*WHAT YOU NEED TO DO*
Output every record word for word.

*RECORDS SHOWN*
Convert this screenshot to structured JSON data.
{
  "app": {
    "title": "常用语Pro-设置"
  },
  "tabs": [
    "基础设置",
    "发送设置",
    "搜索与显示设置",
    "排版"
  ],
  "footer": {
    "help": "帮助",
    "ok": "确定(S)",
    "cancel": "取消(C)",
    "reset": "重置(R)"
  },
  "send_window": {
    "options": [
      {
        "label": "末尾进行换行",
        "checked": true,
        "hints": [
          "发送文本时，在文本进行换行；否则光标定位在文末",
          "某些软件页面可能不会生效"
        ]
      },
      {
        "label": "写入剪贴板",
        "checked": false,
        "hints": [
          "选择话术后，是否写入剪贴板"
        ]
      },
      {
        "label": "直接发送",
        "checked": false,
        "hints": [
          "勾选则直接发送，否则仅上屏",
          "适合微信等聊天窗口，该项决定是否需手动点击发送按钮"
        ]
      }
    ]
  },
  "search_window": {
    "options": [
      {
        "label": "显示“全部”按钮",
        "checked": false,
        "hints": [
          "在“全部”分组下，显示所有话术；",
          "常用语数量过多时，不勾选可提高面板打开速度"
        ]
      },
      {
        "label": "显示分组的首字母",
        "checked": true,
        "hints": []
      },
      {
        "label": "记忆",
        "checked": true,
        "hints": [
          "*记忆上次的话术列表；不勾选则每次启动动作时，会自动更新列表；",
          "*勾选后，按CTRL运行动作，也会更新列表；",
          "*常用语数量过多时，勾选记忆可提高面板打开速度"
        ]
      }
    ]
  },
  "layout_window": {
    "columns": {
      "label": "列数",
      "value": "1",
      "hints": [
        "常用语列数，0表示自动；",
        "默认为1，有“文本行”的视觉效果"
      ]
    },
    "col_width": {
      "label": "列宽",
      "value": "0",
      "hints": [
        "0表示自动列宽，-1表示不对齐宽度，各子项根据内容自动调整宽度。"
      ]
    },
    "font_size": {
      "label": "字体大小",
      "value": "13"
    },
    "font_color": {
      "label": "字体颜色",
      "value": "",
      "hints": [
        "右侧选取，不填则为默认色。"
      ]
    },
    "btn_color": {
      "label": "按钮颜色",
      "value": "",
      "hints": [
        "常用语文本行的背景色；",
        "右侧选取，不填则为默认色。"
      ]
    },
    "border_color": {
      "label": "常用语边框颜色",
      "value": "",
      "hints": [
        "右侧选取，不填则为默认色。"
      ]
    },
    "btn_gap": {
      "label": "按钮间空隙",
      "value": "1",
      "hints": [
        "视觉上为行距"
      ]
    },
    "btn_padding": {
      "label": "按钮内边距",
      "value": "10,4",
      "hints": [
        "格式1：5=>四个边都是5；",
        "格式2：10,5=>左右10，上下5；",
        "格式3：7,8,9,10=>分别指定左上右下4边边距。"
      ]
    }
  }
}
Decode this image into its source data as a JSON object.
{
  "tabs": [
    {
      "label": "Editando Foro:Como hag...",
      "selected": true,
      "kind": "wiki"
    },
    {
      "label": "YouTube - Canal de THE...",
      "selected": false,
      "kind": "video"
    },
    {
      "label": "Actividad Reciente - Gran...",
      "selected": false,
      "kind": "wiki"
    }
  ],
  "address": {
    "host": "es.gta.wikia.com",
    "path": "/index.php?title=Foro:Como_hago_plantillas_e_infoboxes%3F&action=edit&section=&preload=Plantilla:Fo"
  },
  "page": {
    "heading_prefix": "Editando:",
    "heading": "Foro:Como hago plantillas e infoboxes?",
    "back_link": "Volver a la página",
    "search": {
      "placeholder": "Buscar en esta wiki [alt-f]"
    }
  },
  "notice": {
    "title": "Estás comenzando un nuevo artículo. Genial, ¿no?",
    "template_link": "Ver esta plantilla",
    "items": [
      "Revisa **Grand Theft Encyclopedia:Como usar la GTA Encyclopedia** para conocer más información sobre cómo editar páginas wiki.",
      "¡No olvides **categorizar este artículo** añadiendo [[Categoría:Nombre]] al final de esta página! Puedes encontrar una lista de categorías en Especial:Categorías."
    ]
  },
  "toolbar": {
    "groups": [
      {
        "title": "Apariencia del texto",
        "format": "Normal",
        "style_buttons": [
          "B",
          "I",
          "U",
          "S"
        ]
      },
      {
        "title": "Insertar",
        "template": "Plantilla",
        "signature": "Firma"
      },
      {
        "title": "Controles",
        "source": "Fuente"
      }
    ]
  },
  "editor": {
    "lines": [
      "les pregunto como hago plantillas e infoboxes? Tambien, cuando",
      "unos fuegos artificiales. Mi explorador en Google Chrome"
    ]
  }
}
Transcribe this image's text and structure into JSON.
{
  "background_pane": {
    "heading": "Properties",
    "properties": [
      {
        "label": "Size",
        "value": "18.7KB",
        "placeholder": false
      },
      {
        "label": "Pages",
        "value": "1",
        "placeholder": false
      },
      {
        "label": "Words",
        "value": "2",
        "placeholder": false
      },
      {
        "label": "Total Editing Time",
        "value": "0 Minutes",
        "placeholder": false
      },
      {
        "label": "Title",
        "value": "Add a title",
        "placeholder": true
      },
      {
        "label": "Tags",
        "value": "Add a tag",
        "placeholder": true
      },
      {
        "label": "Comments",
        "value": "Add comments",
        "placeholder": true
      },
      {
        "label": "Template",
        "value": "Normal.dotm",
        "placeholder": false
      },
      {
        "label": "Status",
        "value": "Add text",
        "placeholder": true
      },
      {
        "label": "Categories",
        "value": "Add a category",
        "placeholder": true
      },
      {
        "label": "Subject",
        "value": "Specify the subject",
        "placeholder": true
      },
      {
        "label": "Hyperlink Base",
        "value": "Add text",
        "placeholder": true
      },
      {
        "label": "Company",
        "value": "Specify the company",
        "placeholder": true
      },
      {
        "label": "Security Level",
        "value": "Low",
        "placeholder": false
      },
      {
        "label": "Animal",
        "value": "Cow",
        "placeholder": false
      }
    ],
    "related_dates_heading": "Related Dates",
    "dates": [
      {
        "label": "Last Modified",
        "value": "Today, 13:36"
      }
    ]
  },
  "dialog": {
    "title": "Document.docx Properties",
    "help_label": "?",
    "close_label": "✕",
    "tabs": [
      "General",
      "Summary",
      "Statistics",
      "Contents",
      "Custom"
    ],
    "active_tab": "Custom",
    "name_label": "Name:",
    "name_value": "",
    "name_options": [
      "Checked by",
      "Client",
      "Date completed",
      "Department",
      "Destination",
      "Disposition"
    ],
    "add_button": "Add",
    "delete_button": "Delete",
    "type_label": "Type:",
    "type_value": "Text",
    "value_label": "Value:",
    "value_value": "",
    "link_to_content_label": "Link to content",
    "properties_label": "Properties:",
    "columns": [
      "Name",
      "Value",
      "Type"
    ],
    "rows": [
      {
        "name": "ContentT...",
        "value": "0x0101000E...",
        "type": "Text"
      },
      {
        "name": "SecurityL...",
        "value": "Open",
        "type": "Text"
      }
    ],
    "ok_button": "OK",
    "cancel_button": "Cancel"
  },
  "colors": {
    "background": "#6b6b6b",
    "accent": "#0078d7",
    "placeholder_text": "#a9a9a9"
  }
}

*TASK ANSWER*
Convert this screenshot to structured JSON data.
{
  "app": {
    "title": "常用语Pro-设置"
  },
  "tabs": [
    "基础设置",
    "发送设置",
    "搜索与显示设置",
    "排版"
  ],
  "footer": {
    "help": "帮助",
    "ok": "确定(S)",
    "cancel": "取消(C)",
    "reset": "重置(R)"
  },
  "send_window": {
    "options": [
      {
        "label": "末尾进行换行",
        "checked": true,
        "hints": [
          "发送文本时，在文本进行换行；否则光标定位在文末",
          "某些软件页面可能不会生效"
        ]
      },
      {
        "label": "写入剪贴板",
        "checked": false,
        "hints": [
          "选择话术后，是否写入剪贴板"
        ]
      },
      {
        "label": "直接发送",
        "checked": false,
        "hints": [
          "勾选则直接发送，否则仅上屏",
          "适合微信等聊天窗口，该项决定是否需手动点击发送按钮"
        ]
      }
    ]
  },
  "search_window": {
    "options": [
      {
        "label": "显示“全部”按钮",
        "checked": false,
        "hints": [
          "在“全部”分组下，显示所有话术；",
          "常用语数量过多时，不勾选可提高面板打开速度"
        ]
      },
      {
        "label": "显示分组的首字母",
        "checked": true,
        "hints": []
      },
      {
        "label": "记忆",
        "checked": true,
        "hints": [
          "*记忆上次的话术列表；不勾选则每次启动动作时，会自动更新列表；",
          "*勾选后，按CTRL运行动作，也会更新列表；",
          "*常用语数量过多时，勾选记忆可提高面板打开速度"
        ]
      }
    ]
  },
  "layout_window": {
    "columns": {
      "label": "列数",
      "value": "1",
      "hints": [
        "常用语列数，0表示自动；",
        "默认为1，有“文本行”的视觉效果"
      ]
    },
    "col_width": {
      "label": "列宽",
      "value": "0",
      "hints": [
        "0表示自动列宽，-1表示不对齐宽度，各子项根据内容自动调整宽度。"
      ]
    },
    "font_size": {
      "label": "字体大小",
      "value": "13"
    },
    "font_color": {
      "label": "字体颜色",
      "value": "",
      "hints": [
        "右侧选取，不填则为默认色。"
      ]
    },
    "btn_color": {
      "label": "按钮颜色",
      "value": "",
      "hints": [
        "常用语文本行的背景色；",
        "右侧选取，不填则为默认色。"
      ]
    },
    "border_color": {
      "label": "常用语边框颜色",
      "value": "",
      "hints": [
        "右侧选取，不填则为默认色。"
      ]
    },
    "btn_gap": {
      "label": "按钮间空隙",
      "value": "1",
      "hints": [
        "视觉上为行距"
      ]
    },
    "btn_padding": {
      "label": "按钮内边距",
      "value": "10,4",
      "hints": [
        "格式1：5=>四个边都是5；",
        "格式2：10,5=>左右10，上下5；",
        "格式3：7,8,9,10=>分别指定左上右下4边边距。"
      ]
    }
  }
}
Decode this image into its source data as a JSON object.
{
  "tabs": [
    {
      "label": "Editando Foro:Como hag...",
      "selected": true,
      "kind": "wiki"
    },
    {
      "label": "YouTube - Canal de THE...",
      "selected": false,
      "kind": "video"
    },
    {
      "label": "Actividad Reciente - Gran...",
      "selected": false,
      "kind": "wiki"
    }
  ],
  "address": {
    "host": "es.gta.wikia.com",
    "path": "/index.php?title=Foro:Como_hago_plantillas_e_infoboxes%3F&action=edit&section=&preload=Plantilla:Fo"
  },
  "page": {
    "heading_prefix": "Editando:",
    "heading": "Foro:Como hago plantillas e infoboxes?",
    "back_link": "Volver a la página",
    "search": {
      "placeholder": "Buscar en esta wiki [alt-f]"
    }
  },
  "notice": {
    "title": "Estás comenzando un nuevo artículo. Genial, ¿no?",
    "template_link": "Ver esta plantilla",
    "items": [
      "Revisa **Grand Theft Encyclopedia:Como usar la GTA Encyclopedia** para conocer más información sobre cómo editar páginas wiki.",
      "¡No olvides **categorizar este artículo** añadiendo [[Categoría:Nombre]] al final de esta página! Puedes encontrar una lista de categorías en Especial:Categorías."
    ]
  },
  "toolbar": {
    "groups": [
      {
        "title": "Apariencia del texto",
        "format": "Normal",
        "style_buttons": [
          "B",
          "I",
          "U",
          "S"
        ]
      },
      {
        "title": "Insertar",
        "template": "Plantilla",
        "signature": "Firma"
      },
      {
        "title": "Controles",
        "source": "Fuente"
      }
    ]
  },
  "editor": {
    "lines": [
      "les pregunto como hago plantillas e infoboxes? Tambien, cuando",
      "unos fuegos artificiales. Mi explorador en Google Chrome"
    ]
  }
}
Transcribe this image's text and structure into JSON.
{
  "background_pane": {
    "heading": "Properties",
    "properties": [
      {
        "label": "Size",
        "value": "18.7KB",
        "placeholder": false
      },
      {
        "label": "Pages",
        "value": "1",
        "placeholder": false
      },
      {
        "label": "Words",
        "value": "2",
        "placeholder": false
      },
      {
        "label": "Total Editing Time",
        "value": "0 Minutes",
        "placeholder": false
      },
      {
        "label": "Title",
        "value": "Add a title",
        "placeholder": true
      },
      {
        "label": "Tags",
        "value": "Add a tag",
        "placeholder": true
      },
      {
        "label": "Comments",
        "value": "Add comments",
        "placeholder": true
      },
      {
        "label": "Template",
        "value": "Normal.dotm",
        "placeholder": false
      },
      {
        "label": "Status",
        "value": "Add text",
        "placeholder": true
      },
      {
        "label": "Categories",
        "value": "Add a category",
        "placeholder": true
      },
      {
        "label": "Subject",
        "value": "Specify the subject",
        "placeholder": true
      },
      {
        "label": "Hyperlink Base",
        "value": "Add text",
        "placeholder": true
      },
      {
        "label": "Company",
        "value": "Specify the company",
        "placeholder": true
      },
      {
        "label": "Security Level",
        "value": "Low",
        "placeholder": false
      },
      {
        "label": "Animal",
        "value": "Cow",
        "placeholder": false
      }
    ],
    "related_dates_heading": "Related Dates",
    "dates": [
      {
        "label": "Last Modified",
        "value": "Today, 13:36"
      }
    ]
  },
  "dialog": {
    "title": "Document.docx Properties",
    "help_label": "?",
    "close_label": "✕",
    "tabs": [
      "General",
      "Summary",
      "Statistics",
      "Contents",
      "Custom"
    ],
    "active_tab": "Custom",
    "name_label": "Name:",
    "name_value": "",
    "name_options": [
      "Checked by",
      "Client",
      "Date completed",
      "Department",
      "Destination",
      "Disposition"
    ],
    "add_button": "Add",
    "delete_button": "Delete",
    "type_label": "Type:",
    "type_value": "Text",
    "value_label": "Value:",
    "value_value": "",
    "link_to_content_label": "Link to content",
    "properties_label": "Properties:",
    "columns": [
      "Name",
      "Value",
      "Type"
    ],
    "rows": [
      {
        "name": "ContentT...",
        "value": "0x0101000E...",
        "type": "Text"
      },
      {
        "name": "SecurityL...",
        "value": "Open",
        "type": "Text"
      }
    ],
    "ok_button": "OK",
    "cancel_button": "Cancel"
  },
  "colors": {
    "background": "#6b6b6b",
    "accent": "#0078d7",
    "placeholder_text": "#a9a9a9"
  }
}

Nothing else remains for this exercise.